[Web page and app entries]

Start of Block

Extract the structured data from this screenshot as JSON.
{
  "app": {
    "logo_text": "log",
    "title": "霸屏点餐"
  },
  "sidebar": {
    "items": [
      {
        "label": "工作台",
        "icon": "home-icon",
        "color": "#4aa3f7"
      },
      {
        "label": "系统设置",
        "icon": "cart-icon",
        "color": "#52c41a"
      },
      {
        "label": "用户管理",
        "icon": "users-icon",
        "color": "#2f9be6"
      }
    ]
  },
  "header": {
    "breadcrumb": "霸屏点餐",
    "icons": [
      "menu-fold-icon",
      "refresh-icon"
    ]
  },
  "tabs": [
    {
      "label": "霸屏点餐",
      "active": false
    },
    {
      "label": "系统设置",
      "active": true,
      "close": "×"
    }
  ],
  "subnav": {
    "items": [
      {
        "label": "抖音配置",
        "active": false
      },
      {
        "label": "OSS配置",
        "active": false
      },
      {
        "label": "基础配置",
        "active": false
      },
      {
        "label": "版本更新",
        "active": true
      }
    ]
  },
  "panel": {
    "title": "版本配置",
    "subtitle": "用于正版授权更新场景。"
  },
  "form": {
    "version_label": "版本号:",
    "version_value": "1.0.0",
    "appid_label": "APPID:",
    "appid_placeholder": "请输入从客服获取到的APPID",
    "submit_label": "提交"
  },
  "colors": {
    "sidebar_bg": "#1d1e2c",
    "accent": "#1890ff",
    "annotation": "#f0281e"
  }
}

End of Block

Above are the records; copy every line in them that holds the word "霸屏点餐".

    "title": "霸屏点餐"
    "breadcrumb": "霸屏点餐",
      "label": "霸屏点餐",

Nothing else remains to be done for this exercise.